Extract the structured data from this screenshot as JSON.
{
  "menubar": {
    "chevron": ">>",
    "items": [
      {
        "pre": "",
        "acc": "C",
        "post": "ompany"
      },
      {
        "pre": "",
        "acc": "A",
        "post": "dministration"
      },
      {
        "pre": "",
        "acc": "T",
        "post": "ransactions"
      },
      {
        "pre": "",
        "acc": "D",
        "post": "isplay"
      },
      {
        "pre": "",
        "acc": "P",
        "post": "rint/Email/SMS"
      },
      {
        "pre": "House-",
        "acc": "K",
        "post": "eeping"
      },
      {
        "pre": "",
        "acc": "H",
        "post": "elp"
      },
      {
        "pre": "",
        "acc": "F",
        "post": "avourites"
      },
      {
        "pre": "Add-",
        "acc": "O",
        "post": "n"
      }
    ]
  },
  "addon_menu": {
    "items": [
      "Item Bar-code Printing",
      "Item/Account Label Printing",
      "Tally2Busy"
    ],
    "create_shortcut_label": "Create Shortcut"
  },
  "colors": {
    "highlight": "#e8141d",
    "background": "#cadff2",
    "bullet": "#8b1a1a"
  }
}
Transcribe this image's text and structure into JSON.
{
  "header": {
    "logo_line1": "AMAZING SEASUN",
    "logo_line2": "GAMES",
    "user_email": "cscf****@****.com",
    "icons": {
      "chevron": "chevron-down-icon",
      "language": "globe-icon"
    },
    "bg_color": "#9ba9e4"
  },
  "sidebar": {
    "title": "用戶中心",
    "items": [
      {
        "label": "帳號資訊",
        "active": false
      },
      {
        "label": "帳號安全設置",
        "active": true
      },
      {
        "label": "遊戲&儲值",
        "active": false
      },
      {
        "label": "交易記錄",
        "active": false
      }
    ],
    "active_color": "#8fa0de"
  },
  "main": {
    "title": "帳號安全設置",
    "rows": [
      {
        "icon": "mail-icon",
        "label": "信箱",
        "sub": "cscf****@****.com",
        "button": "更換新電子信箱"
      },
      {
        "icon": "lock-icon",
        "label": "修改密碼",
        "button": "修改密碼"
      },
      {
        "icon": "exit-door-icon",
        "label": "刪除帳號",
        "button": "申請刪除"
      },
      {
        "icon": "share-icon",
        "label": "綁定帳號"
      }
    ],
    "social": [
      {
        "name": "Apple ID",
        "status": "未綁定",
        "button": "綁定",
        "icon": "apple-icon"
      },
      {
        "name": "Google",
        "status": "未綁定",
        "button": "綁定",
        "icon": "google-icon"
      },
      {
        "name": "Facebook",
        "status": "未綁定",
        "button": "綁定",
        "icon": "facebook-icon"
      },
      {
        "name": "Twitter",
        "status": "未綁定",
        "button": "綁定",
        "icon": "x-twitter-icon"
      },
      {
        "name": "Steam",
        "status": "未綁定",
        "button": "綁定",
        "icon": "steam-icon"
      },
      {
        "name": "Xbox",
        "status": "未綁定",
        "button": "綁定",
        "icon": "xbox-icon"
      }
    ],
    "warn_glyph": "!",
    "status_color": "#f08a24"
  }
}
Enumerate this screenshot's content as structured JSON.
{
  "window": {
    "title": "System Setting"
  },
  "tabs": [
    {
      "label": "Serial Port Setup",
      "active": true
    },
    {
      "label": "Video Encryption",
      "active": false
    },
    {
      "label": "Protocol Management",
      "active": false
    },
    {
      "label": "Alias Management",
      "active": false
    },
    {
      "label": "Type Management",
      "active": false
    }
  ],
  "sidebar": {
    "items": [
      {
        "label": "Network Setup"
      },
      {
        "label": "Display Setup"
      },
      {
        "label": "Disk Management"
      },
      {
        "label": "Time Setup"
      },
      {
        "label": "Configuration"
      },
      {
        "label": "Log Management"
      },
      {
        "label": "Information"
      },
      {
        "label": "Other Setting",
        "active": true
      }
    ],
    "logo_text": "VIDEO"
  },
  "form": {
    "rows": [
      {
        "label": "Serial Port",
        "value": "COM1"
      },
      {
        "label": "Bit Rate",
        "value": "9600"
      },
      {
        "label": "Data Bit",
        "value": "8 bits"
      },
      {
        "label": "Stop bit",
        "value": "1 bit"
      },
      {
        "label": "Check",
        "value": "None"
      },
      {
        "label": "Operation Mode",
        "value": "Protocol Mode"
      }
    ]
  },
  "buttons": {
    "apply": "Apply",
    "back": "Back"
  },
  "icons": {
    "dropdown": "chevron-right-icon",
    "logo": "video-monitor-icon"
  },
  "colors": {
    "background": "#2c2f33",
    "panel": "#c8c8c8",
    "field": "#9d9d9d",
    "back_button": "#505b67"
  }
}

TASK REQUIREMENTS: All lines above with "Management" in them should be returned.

FINAL ANSWER:
      "label": "Protocol Management",
      "label": "Alias Management",
      "label": "Type Management",
        "label": "Disk Management"
        "label": "Log Management"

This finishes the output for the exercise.